(ref. J. Dollinger, La Reforme et les resultants qu’elle a produits. (Trans. E. Perrot, Paris, Gaume, 1848-49), Vol III, pg. 248).
“Peasants are no better than straw. They will not hear the word and they are without sense; therefore they must be compelled to hear the crack of the whip and the whiz of bullets and it is only what they deserve.”
(ref. Erlangen Vol 24, Pg. 294).
“To kill a peasant is not murder; it is helping to extinguish the conflagration. Let there be no half measures! Crush them! Cut their throats! Transfix them. Leave no stone unturned! To kill a peasant is to destroy a mad dog!” – “If they say that I am very hard and merciless, mercy be damned.Let whoever can stab, strangle, and kill them like mad dogs”

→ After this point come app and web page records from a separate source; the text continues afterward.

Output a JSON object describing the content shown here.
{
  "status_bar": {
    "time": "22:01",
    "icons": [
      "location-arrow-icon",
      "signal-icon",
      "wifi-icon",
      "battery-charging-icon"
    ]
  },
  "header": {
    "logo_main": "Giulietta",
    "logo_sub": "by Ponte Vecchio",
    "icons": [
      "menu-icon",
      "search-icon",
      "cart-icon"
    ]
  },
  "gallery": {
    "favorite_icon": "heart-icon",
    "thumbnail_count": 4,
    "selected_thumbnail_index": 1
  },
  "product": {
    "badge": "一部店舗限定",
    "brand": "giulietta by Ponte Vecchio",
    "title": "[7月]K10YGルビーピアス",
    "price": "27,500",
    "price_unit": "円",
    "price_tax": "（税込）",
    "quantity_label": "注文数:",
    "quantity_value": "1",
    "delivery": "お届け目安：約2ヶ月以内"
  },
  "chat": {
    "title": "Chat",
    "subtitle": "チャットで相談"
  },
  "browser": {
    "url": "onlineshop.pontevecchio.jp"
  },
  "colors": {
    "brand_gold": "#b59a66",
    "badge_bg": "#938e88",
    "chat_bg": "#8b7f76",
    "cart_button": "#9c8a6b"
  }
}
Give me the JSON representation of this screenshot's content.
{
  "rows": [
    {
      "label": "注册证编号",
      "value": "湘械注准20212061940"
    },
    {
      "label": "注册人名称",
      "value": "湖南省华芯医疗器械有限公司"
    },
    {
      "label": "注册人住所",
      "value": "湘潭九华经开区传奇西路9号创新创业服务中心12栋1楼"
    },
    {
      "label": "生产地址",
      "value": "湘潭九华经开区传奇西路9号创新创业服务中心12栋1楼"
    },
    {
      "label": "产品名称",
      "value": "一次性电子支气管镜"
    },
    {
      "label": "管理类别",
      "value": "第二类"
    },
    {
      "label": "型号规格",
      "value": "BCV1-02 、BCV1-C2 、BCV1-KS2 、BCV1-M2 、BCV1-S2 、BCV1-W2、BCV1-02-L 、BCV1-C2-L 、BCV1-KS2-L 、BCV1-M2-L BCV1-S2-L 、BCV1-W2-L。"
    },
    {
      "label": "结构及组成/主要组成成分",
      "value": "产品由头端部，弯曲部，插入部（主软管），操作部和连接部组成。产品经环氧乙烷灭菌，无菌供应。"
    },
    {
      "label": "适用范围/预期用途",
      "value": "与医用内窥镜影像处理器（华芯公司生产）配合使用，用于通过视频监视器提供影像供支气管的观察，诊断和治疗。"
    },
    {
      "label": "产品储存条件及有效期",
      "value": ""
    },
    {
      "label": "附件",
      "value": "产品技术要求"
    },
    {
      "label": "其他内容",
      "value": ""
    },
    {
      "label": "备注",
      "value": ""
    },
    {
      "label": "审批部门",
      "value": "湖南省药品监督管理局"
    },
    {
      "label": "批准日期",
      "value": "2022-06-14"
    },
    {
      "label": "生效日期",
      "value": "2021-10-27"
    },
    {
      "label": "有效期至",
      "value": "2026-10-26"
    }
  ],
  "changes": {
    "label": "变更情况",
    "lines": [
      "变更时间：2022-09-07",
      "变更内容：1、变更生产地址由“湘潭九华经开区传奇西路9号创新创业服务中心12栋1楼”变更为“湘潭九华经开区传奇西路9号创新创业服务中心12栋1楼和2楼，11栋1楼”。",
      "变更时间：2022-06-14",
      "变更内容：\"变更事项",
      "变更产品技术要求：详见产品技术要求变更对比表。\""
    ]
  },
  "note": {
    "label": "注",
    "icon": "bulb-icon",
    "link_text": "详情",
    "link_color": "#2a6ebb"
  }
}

(ref. Erlangen Vol 24, Pg. 294).
“Like the drivers of donkeys, who have to belabor the donkeys incessantly with rods and whips, or they will not obey, so must the ruler do with the people; they must drive, beat throttle, hang, burn, behead and torture, so as to make themselves feared and to keep the people in check.”
(ref. Erlangen Vol 15, Pg. 276).
“If the husband is unwilling, there is another who is; if the wife is unwilling, then let the maid come.”
(ref. Of Married Life).
“Suppose I should counsel the wife of an impotent man, with his consent, to give herself to another, say her husband’s brother, but to keep this marriage secret and to ascribe the children to the so-called putative father. The question is: Is such a women in a saved state? I answer, certainly.”
(ref. On Marriage).
“It is not in opposition to the Holy Scriptures for a man to have several wives.”
(ref. De Wette, Vol. 2, p. 459).
“The word and work of God is quite clear, viz., that women are made to be either wives or prostitutes.”
(ref. On Married Life).
“In spite of all the good I say of married life, I will not grant so much to nature as to admit that there is no sin in it. .. no conjugal due is ever rendered without sin. The matrimonial duty is never performed without sin.”
(ref. Weimar, Vol 8. Pg. 654. In other words for Luther the matrimonial act is “a sin differing in nothing from adultery and fornication.” ibid. What then is the purpose of marriage for Luther you may ask? Luther affirms that it’s simply to satisfy one’s sexual cravings “The body asks for a women and must have it” or again “To marry is a remedy for fornication” – Grisar, “Luther”, vol. iv, pg. 145).
“What harm could it do if a man told a good lusty lie in a worthy cause and for the sake of the Christian Churches?”
(ref. Lenz: Briefwechsel, Vol. 1. Pg. 373).
“To lie in a case of necessity or for convenience or in excuse – such lying would not be against God; He was ready to take such lies on Himself”
(ref. Lenz: Briefwechsel, Vol. 1. Pg. 375).
“St. Augustine or St. Ambrosius cannot be compared with me.”
(ref. Erlangen, Vol. 61, pg. 422).
“What I teach and write remains true even though the whole world should fall to pieces over it”
(ref. Weimar, Vol. 18, Pg. 401).